Is there anything specific you’re looking for when hiring for a position in the archives?

            He explained that the big thing he sees is you need to have to have masters. He explained that when you apply for a position at the archives you could have a high school diploma and still do a lot of what they’re doing. You could have bachelors and definitely do what they’re doing.  However, when you are part of a pool of 70 people applying for a position that is as basic as it gets, you’re competing with people with a masters and maybe PhDs. “That’s the economy, and that’s the economy it’s been for 10 years now. It’s just the numbers.”


Any recommendations or advice for a person looking to break into the business?

            He suggests we look for project management positions where you’re working on and creating exhibits for one project. Look for those because the more experience you have the better of you’ll be. Always volunteer. Volunteer at museums, archives, libraries, anything, and get that experience so you can talk about your experience when applying. If you get a chance to work on a project like the Lincoln exhibit as a volunteer then jump on it. “If you’ve been project manager on stuff like that in a couple different states then you show that you’re willing to move around the country and that you can do diverse work, have leadership skills, so that then you’re going to be a strong candidate when a position opens up.”

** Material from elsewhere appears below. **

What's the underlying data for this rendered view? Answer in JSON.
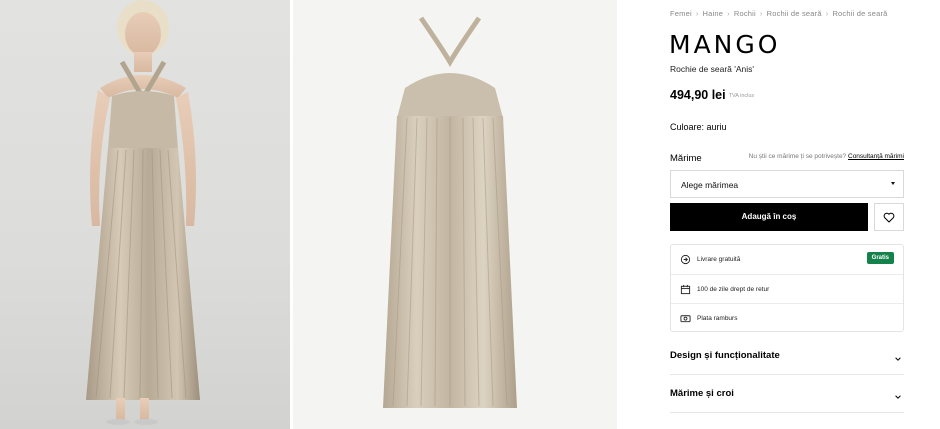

Barrett then gave me the advice that he said was most influential in his life, “When I was in the 8th grade in my algebra class, of all places, my algebra teacher said, ‘The most important lesson you can learn here, in life, is change and adaptability. You are going to experience so much change in a lifetime that being able to adapt to whatever comes down the road is the most important skill you can developed. And I’ve worked with a lot of people who did not learn that, who did not have that skill, and I don’t work with them anymore. This would have been in the 70’s and look at what I’ve seen since… I just think, thank God she said that to me and thank God I heard it… I just want to pass on this incredible bit of wisdom I got in the 8th grade and that’s adapt, adapt, adapt.”